The central idea is a suspenseful masterstroke, as is the first hour. The last hour delivers a social-political commentary and a sex scene that oddly feels more Stockholm-Syndrome-ish than intendedly-romantic. Three Days of the Condor is much stronger when first relying only on its tension rather than deepening its characters and social commentary. As good as it is, it's still a case of not knowing quite what it is.
A slick middle-of-the-road paranoia thriller closer in spirit to the dopey delights of Charade than the impressionistic The Conversation. Nevertheless a good example of a businesslike project solidly realised by a dependable journeyman director; spiced with good playing, let down by a daft sex
scene (as much as Dunaway tries). Good fun all the same.
The romantic subplot has not the impact it should, it's trite, non transcendental, and the score is terribly dated.
On the other hand, the performances are believable, the shifting and twists keep you entertained, and Pollack's direction is top notch.

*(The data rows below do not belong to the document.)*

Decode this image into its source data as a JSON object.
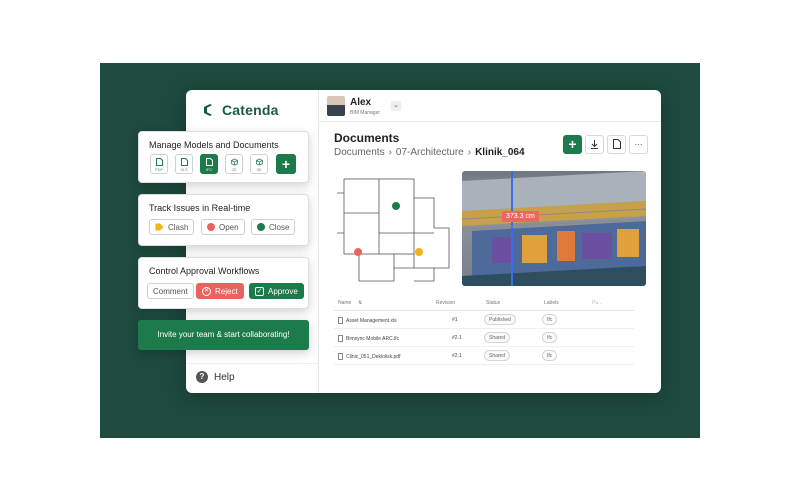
{
  "app": {
    "name": "Catenda"
  },
  "user": {
    "name": "Alex",
    "role": "BIM Manager"
  },
  "documents": {
    "title": "Documents",
    "breadcrumb": [
      "Documents",
      "07-Architecture",
      "Klinik_064"
    ]
  },
  "toolbar": {
    "add_label": "+",
    "more_label": "···"
  },
  "viewer": {
    "measurement": "373.3 cm"
  },
  "table": {
    "headers": {
      "name": "Name",
      "revision": "Revision",
      "status": "Status",
      "labels": "Labels",
      "extra": "Pu..."
    },
    "rows": [
      {
        "name": "Asset Management.xls",
        "revision": "#1",
        "status": "Published",
        "labels": "Ifc"
      },
      {
        "name": "Bimsync Mobile ARC.ifc",
        "revision": "#2.1",
        "status": "Shared",
        "labels": "Ifc"
      },
      {
        "name": "Clinic_051_Deklolisk.pdf",
        "revision": "#2.1",
        "status": "Shared",
        "labels": "Ifc"
      }
    ]
  },
  "help": {
    "label": "Help"
  },
  "cards": {
    "models": {
      "title": "Manage Models and Documents",
      "formats": [
        "PDF",
        "XLS",
        "IFC",
        "2D",
        "3D"
      ]
    },
    "issues": {
      "title": "Track Issues in Real-time",
      "chips": [
        "Clash",
        "Open",
        "Close"
      ]
    },
    "approval": {
      "title": "Control Approval Workflows",
      "comment": "Comment",
      "reject": "Reject",
      "approve": "Approve"
    },
    "cta": "Invite your team & start collaborating!"
  },
  "colors": {
    "background": "#1e4a3f",
    "brand_green": "#1d7a4a",
    "reject_red": "#e8645d",
    "clash_yellow": "#f2b21c"
  }
}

An uneven but entertaining conspiracy thriller with a misogynistic, throw-away role for Faye Dunaway. Max von Sydow's character provides the best scenes, and Robert Redford has great hair and wears jeans well.